* **Data for the task**:

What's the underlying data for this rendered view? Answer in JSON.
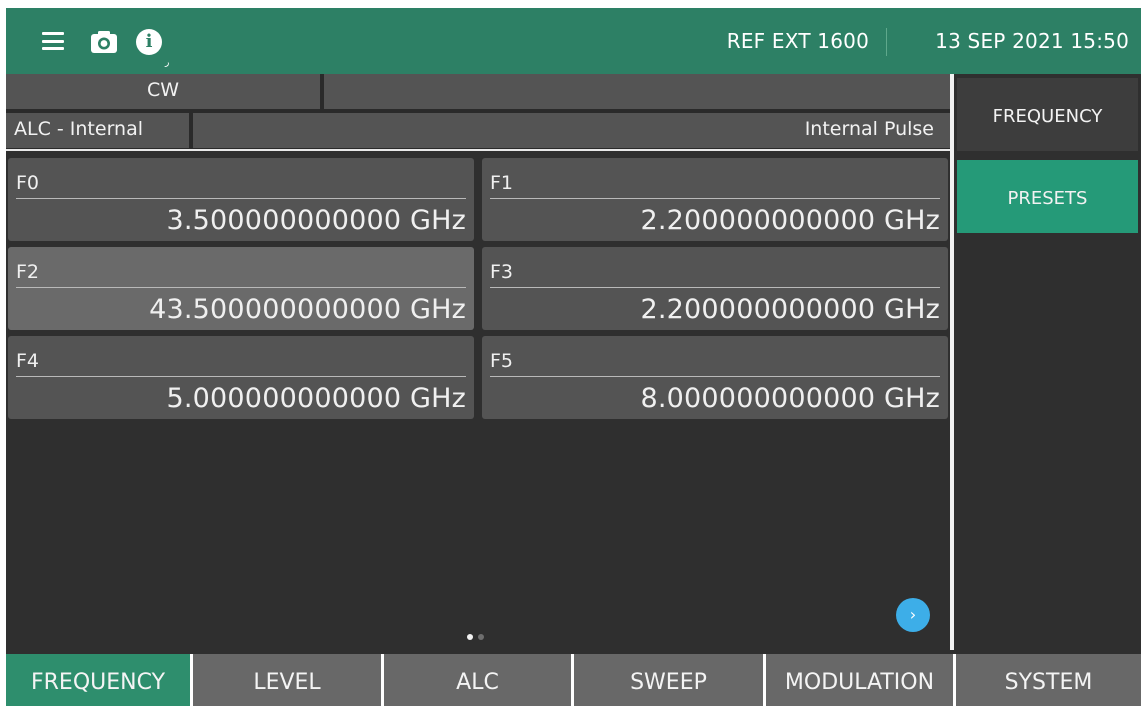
{
  "topbar": {
    "ref": "REF EXT 1600",
    "datetime": "13 SEP 2021 15:50",
    "info_mini": "ر"
  },
  "status": {
    "mode": "CW",
    "alc": "ALC - Internal",
    "pulse": "Internal Pulse"
  },
  "presets": [
    {
      "label": "F0",
      "value": "3.500000000000 GHz"
    },
    {
      "label": "F1",
      "value": "2.200000000000 GHz"
    },
    {
      "label": "F2",
      "value": "43.500000000000 GHz"
    },
    {
      "label": "F3",
      "value": "2.200000000000 GHz"
    },
    {
      "label": "F4",
      "value": "5.000000000000 GHz"
    },
    {
      "label": "F5",
      "value": "8.000000000000 GHz"
    }
  ],
  "next_button": "›",
  "side_menu": [
    {
      "label": "FREQUENCY"
    },
    {
      "label": "PRESETS"
    }
  ],
  "tabs": [
    {
      "label": "FREQUENCY"
    },
    {
      "label": "LEVEL"
    },
    {
      "label": "ALC"
    },
    {
      "label": "SWEEP"
    },
    {
      "label": "MODULATION"
    },
    {
      "label": "SYSTEM"
    }
  ],
  "colors": {
    "brand_green": "#2d8065",
    "active_green": "#259a78",
    "accent_blue": "#3daee8"
  },
  "icons": [
    "menu-icon",
    "camera-icon",
    "info-icon",
    "chevron-right-icon"
  ]
}
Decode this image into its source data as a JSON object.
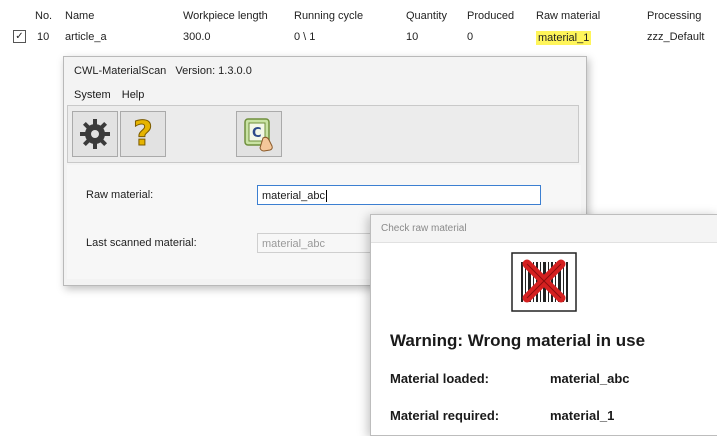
{
  "table": {
    "headers": [
      "No.",
      "Name",
      "Workpiece length",
      "Running cycle",
      "Quantity",
      "Produced",
      "Raw material",
      "Processing"
    ],
    "row": {
      "checked": true,
      "no": "10",
      "name": "article_a",
      "workpiece_length": "300.0",
      "running_cycle": "0 \\ 1",
      "quantity": "10",
      "produced": "0",
      "raw_material": "material_1",
      "processing": "zzz_Default"
    },
    "highlight_color": "#fff55a"
  },
  "scan_window": {
    "app_name": "CWL-MaterialScan",
    "version_label": "Version: 1.3.0.0",
    "menu": [
      "System",
      "Help"
    ],
    "toolbar_icons": [
      "gear-icon",
      "question-mark-icon",
      "barcode-scan-icon"
    ],
    "raw_material_label": "Raw material:",
    "raw_material_value": "material_abc",
    "last_scanned_label": "Last scanned material:",
    "last_scanned_value": "material_abc"
  },
  "dialog": {
    "title": "Check raw material",
    "icon": "error-barcode-icon",
    "warning": "Warning: Wrong material in use",
    "loaded_label": "Material loaded:",
    "loaded_value": "material_abc",
    "required_label": "Material required:",
    "required_value": "material_1",
    "error_color": "#d42020"
  }
}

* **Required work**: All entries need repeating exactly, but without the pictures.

* **Finished task**:
What's the underlying data for this rendered view? Answer in JSON.
{
  "topbar": {
    "ref": "REF EXT 1600",
    "datetime": "13 SEP 2021 15:50",
    "info_mini": "ر"
  },
  "status": {
    "mode": "CW",
    "alc": "ALC - Internal",
    "pulse": "Internal Pulse"
  },
  "presets": [
    {
      "label": "F0",
      "value": "3.500000000000 GHz"
    },
    {
      "label": "F1",
      "value": "2.200000000000 GHz"
    },
    {
      "label": "F2",
      "value": "43.500000000000 GHz"
    },
    {
      "label": "F3",
      "value": "2.200000000000 GHz"
    },
    {
      "label": "F4",
      "value": "5.000000000000 GHz"
    },
    {
      "label": "F5",
      "value": "8.000000000000 GHz"
    }
  ],
  "next_button": "›",
  "side_menu": [
    {
      "label": "FREQUENCY"
    },
    {
      "label": "PRESETS"
    }
  ],
  "tabs": [
    {
      "label": "FREQUENCY"
    },
    {
      "label": "LEVEL"
    },
    {
      "label": "ALC"
    },
    {
      "label": "SWEEP"
    },
    {
      "label": "MODULATION"
    },
    {
      "label": "SYSTEM"
    }
  ],
  "colors": {
    "brand_green": "#2d8065",
    "active_green": "#259a78",
    "accent_blue": "#3daee8"
  },
  "icons": [
    "menu-icon",
    "camera-icon",
    "info-icon",
    "chevron-right-icon"
  ]
}
Decode this image into its source data as a JSON object.
{
  "table": {
    "headers": [
      "No.",
      "Name",
      "Workpiece length",
      "Running cycle",
      "Quantity",
      "Produced",
      "Raw material",
      "Processing"
    ],
    "row": {
      "checked": true,
      "no": "10",
      "name": "article_a",
      "workpiece_length": "300.0",
      "running_cycle": "0 \\ 1",
      "quantity": "10",
      "produced": "0",
      "raw_material": "material_1",
      "processing": "zzz_Default"
    },
    "highlight_color": "#fff55a"
  },
  "scan_window": {
    "app_name": "CWL-MaterialScan",
    "version_label": "Version: 1.3.0.0",
    "menu": [
      "System",
      "Help"
    ],
    "toolbar_icons": [
      "gear-icon",
      "question-mark-icon",
      "barcode-scan-icon"
    ],
    "raw_material_label": "Raw material:",
    "raw_material_value": "material_abc",
    "last_scanned_label": "Last scanned material:",
    "last_scanned_value": "material_abc"
  },
  "dialog": {
    "title": "Check raw material",
    "icon": "error-barcode-icon",
    "warning": "Warning: Wrong material in use",
    "loaded_label": "Material loaded:",
    "loaded_value": "material_abc",
    "required_label": "Material required:",
    "required_value": "material_1",
    "error_color": "#d42020"
  }
}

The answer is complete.